(Data about app and page elements)
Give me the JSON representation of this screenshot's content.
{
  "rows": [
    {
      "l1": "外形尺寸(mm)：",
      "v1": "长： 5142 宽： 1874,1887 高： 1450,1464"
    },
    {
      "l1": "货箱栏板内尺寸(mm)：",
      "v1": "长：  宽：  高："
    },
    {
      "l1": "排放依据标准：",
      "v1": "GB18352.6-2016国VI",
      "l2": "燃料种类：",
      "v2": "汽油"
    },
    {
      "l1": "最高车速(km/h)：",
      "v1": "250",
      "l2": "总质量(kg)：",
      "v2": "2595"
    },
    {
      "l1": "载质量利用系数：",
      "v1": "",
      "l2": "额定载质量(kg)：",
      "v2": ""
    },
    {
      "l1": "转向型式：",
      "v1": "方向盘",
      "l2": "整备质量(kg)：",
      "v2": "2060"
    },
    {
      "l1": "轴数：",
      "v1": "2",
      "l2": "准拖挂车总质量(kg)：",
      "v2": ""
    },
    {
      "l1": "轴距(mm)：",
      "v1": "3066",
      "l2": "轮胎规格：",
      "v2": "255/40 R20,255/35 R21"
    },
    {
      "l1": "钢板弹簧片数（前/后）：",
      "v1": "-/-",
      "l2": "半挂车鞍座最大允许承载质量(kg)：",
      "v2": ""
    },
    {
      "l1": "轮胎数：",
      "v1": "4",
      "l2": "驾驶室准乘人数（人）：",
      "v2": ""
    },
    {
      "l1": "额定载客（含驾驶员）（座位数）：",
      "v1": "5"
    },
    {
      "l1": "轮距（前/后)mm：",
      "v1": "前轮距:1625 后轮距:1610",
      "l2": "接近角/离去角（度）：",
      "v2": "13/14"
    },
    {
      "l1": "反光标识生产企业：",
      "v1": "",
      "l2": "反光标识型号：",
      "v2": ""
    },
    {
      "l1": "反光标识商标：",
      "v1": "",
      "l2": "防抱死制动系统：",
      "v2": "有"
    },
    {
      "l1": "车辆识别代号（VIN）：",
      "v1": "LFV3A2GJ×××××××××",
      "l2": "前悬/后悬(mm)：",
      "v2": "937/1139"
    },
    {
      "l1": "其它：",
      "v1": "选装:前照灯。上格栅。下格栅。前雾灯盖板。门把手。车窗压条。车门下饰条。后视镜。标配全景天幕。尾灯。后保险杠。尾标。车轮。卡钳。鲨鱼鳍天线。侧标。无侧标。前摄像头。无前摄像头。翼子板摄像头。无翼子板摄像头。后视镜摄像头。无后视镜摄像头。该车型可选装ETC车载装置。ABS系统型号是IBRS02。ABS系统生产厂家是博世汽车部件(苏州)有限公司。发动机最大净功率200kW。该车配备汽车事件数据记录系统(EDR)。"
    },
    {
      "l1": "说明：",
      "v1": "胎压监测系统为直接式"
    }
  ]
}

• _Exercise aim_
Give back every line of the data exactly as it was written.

• _Output of the task_
Give me the JSON representation of this screenshot's content.
{
  "rows": [
    {
      "l1": "外形尺寸(mm)：",
      "v1": "长： 5142 宽： 1874,1887 高： 1450,1464"
    },
    {
      "l1": "货箱栏板内尺寸(mm)：",
      "v1": "长：  宽：  高："
    },
    {
      "l1": "排放依据标准：",
      "v1": "GB18352.6-2016国VI",
      "l2": "燃料种类：",
      "v2": "汽油"
    },
    {
      "l1": "最高车速(km/h)：",
      "v1": "250",
      "l2": "总质量(kg)：",
      "v2": "2595"
    },
    {
      "l1": "载质量利用系数：",
      "v1": "",
      "l2": "额定载质量(kg)：",
      "v2": ""
    },
    {
      "l1": "转向型式：",
      "v1": "方向盘",
      "l2": "整备质量(kg)：",
      "v2": "2060"
    },
    {
      "l1": "轴数：",
      "v1": "2",
      "l2": "准拖挂车总质量(kg)：",
      "v2": ""
    },
    {
      "l1": "轴距(mm)：",
      "v1": "3066",
      "l2": "轮胎规格：",
      "v2": "255/40 R20,255/35 R21"
    },
    {
      "l1": "钢板弹簧片数（前/后）：",
      "v1": "-/-",
      "l2": "半挂车鞍座最大允许承载质量(kg)：",
      "v2": ""
    },
    {
      "l1": "轮胎数：",
      "v1": "4",
      "l2": "驾驶室准乘人数（人）：",
      "v2": ""
    },
    {
      "l1": "额定载客（含驾驶员）（座位数）：",
      "v1": "5"
    },
    {
      "l1": "轮距（前/后)mm：",
      "v1": "前轮距:1625 后轮距:1610",
      "l2": "接近角/离去角（度）：",
      "v2": "13/14"
    },
    {
      "l1": "反光标识生产企业：",
      "v1": "",
      "l2": "反光标识型号：",
      "v2": ""
    },
    {
      "l1": "反光标识商标：",
      "v1": "",
      "l2": "防抱死制动系统：",
      "v2": "有"
    },
    {
      "l1": "车辆识别代号（VIN）：",
      "v1": "LFV3A2GJ×××××××××",
      "l2": "前悬/后悬(mm)：",
      "v2": "937/1139"
    },
    {
      "l1": "其它：",
      "v1": "选装:前照灯。上格栅。下格栅。前雾灯盖板。门把手。车窗压条。车门下饰条。后视镜。标配全景天幕。尾灯。后保险杠。尾标。车轮。卡钳。鲨鱼鳍天线。侧标。无侧标。前摄像头。无前摄像头。翼子板摄像头。无翼子板摄像头。后视镜摄像头。无后视镜摄像头。该车型可选装ETC车载装置。ABS系统型号是IBRS02。ABS系统生产厂家是博世汽车部件(苏州)有限公司。发动机最大净功率200kW。该车配备汽车事件数据记录系统(EDR)。"
    },
    {
      "l1": "说明：",
      "v1": "胎压监测系统为直接式"
    }
  ]
}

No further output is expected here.